On February 10 1967 which was the day the orchestra recorded their crescendo for the "A Day In The Life" session, The Beatles found that there was really nothing after the orchestra overdub on tape to end the song in a long and drawn-out way. It was suggested to have the group (and probably some friends) stand around a microphone and "hum" a note together trying to make it last at long as possible. This was tried and rejected. This recording of the "hum" version ending can be found on the alternate bootleg of the "Anthology" DVD director's cut bootleg.
On February 22 1967 at EMI Studio 2, another idea spawned out of the group whereby keyboards would be used to sustain notes as long as possible for the ending. It was decided that three pianos and a harmonium would be used. Therefore, the ending for "A Day In The Life" consists of John Lennon, Paul McCartney, Ringo Starr, Mal Evans and (on harmonium) George Martin all play an E major chord together on the various pianos, etc.

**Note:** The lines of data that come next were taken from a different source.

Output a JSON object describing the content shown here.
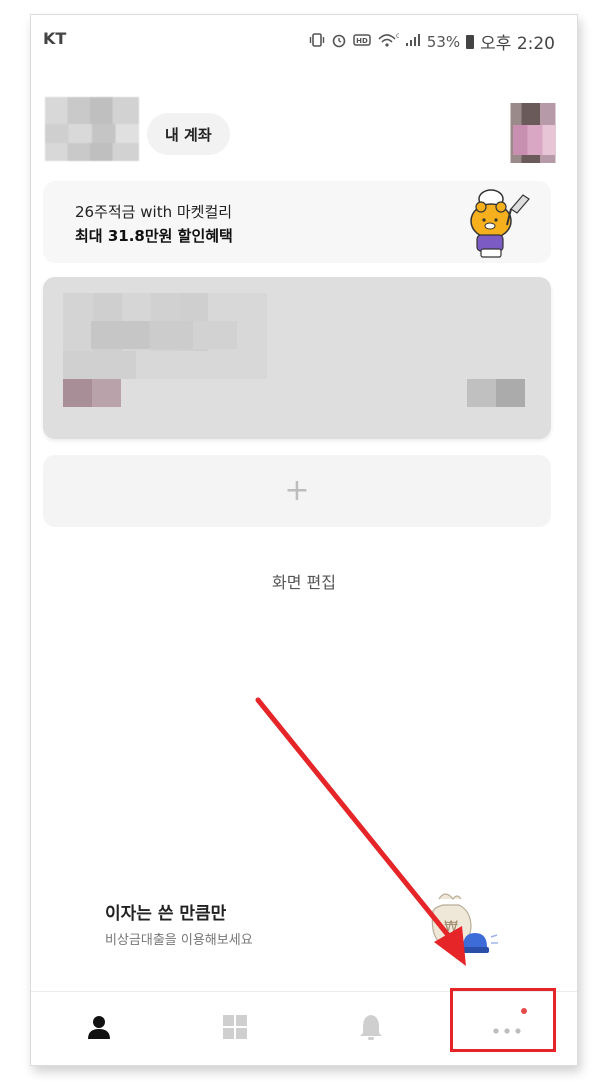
{
  "status_bar": {
    "carrier": "KT",
    "battery": "53%",
    "time": "오후 2:20"
  },
  "header": {
    "my_account_label": "내 계좌"
  },
  "promo": {
    "line1": "26주적금 with 마켓컬리",
    "line2": "최대 31.8만원 할인혜택"
  },
  "add_card": {
    "plus": "+"
  },
  "edit_screen_label": "화면 편집",
  "loan_banner": {
    "title": "이자는 쓴 만큼만",
    "subtitle": "비상금대출을 이용해보세요",
    "currency_symbol": "₩"
  },
  "bottom_nav": {
    "items": [
      {
        "icon": "person-icon"
      },
      {
        "icon": "grid-icon"
      },
      {
        "icon": "bell-icon"
      },
      {
        "icon": "more-icon",
        "badge": true
      }
    ]
  },
  "colors": {
    "annotation_red": "#e52528",
    "badge_red": "#e54b4b"
  }
}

It took nine attempts at this ending and the ninth was used on the recording. The final chord is almost a minute long (53 seconds to be exact according to John Winn's book). The sound was layered three times to thicken it up a bit and this was added to the mono and stereo mixes of the song completed the same day.